On Friday the British Air line Pilots' Association withdrew to consider their position and a spokesperson for the union on Tuesday afternoon had no word about how the talks went on Monday, just saying that the talks would continue. As Tuesday has passed there is no sign of an agreement for either side which will only cause more confusion and anxiety for families who are set to travel with Virgin Atlantic this summer. The longer talks go on for, the greater chance there is of strikes this July.
Virgin Atlantic pilots have voted overwhelmingly to strike over a four per cent pay increase. The strike, which has mass support amongst pilots, had a turnout of 94 per cent with 97 per cent voting in favour of industrial action. It is a significant blow to British travellers who will no doubt face holiday chaos this summer. The strike will affect key routes flown by Britons', including Florida, the Caribbean, the Far East and Australia. The first walk out is expected this July.
The strike action, the first in Virgin Atlantics history, will cause mass disruption and cancellations from major UK airports.

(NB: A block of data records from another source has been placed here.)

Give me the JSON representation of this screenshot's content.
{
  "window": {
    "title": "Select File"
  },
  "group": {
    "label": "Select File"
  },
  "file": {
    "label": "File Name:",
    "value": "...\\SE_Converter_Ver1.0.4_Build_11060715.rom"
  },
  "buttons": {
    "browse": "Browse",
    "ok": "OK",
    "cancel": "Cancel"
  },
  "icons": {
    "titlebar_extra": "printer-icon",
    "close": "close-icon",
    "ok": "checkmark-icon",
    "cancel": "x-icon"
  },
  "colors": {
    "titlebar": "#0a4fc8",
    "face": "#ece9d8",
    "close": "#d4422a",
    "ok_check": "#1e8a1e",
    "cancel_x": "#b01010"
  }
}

Virgin are based at London Heathrow but they fly key routes out of Gatwick, Manchester and Glasgow airports, handling over six million passengers a year, and well over fifteen thousand passengers a day.
Delay in Virgin pilot strike dates is causing frustration to British travellers. Passengers booked to fly in July face uncertainty. As the unions can give just seven days' notice to any strike, even if families have left for their holidays there is no clear way they can be sure that they will be able to return to the U.K when they are supposed to. Families are set to be disappointed as holidays they have booked to the Caribbean, Florida and the Far-East could be ruined.
What is even more worrying for passengers is the fact that the airline has not moved from its original position of claiming the pilots are getting a fair deal. Its statement when the pilots voted in favour to strike was 'the company had made a fair, affordable offer that is in line with the rest of the industry and continue to open dialogue.' Given the gulf between the airline and the union's position, the next move is likely to be an announcement of a strike.
BALPA have been careful not to announce when they plan to strike, as to cause as much disruption to Virgin Atlantic as possible. By announcing when they plan to strike, they only risk Virgin being able to create contingency plans to avoid disruption. As long as they follow the law and give the airline seven days' notice of any strike, Virgin will be powerless to put in place any safeguards to help passengers. The result will be the usual summer turmoil at some of the U.K's largest airports.
Advice for passengers flying with Virgin Atlantic this summer
Is my flight going to be affected?
Virgin Atlantic has confirmed their flight schedule remains completely unaffected.
BALPA has not advised of any potential strike dates, and even if they do any industrial action is by no means a certainty. We understand that many of our booked and potential customers will be concerned however BALPA and Virgin Atlantic are continuing discussions regarding Pilot Pay and they're confident that together they can settle this dispute without causing any inconvenience or disruption to our customers.
What happens when strike dates are announced?
In accordance with the law, Virgin Atlantic must be given 7 days' notice of the commencement of any strike. However even if a date after the 28th June is announced it's by no means a certainty that strikes will take place. Virgin Atlantic remains committed to finding a solution to this matter by continuing discussions between all parties in order to reach a positive resolution and without causing any inconvenience or disruption to our customers.
Can I cancel my booking and have a refund?
As the Virgin Atlantic flying schedule remains completely unaffected any cancellation would be subject to the relevant charges within our brochure terms and conditions.
Will Virgin reimburse me for other expenses incurred?
No - Virgin is not responsible for anything other than the flights and would not reimburse you for accommodation or car rental. Check with your travel insurance, every policy is different. Any insurance policy taken out before the strike date will be covered. Package holiday with Virgin Atlantic will be covered in their entirety.
For more information on the Virgin Atlantic pilot strike click here
For more information on insurance click here